Your job is to copy every line in the material containing the word "Amélioration".
----
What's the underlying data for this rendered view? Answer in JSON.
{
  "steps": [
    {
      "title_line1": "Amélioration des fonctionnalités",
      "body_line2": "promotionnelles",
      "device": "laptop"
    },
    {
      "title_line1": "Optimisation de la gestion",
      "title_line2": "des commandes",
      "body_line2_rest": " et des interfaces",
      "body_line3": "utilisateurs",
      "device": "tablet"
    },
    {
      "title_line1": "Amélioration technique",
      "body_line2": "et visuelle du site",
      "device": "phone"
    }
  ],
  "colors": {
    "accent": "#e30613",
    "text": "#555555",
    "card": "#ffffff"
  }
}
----
_Response box_.
      "title_line1": "Amélioration des fonctionnalités",
      "title_line1": "Amélioration technique",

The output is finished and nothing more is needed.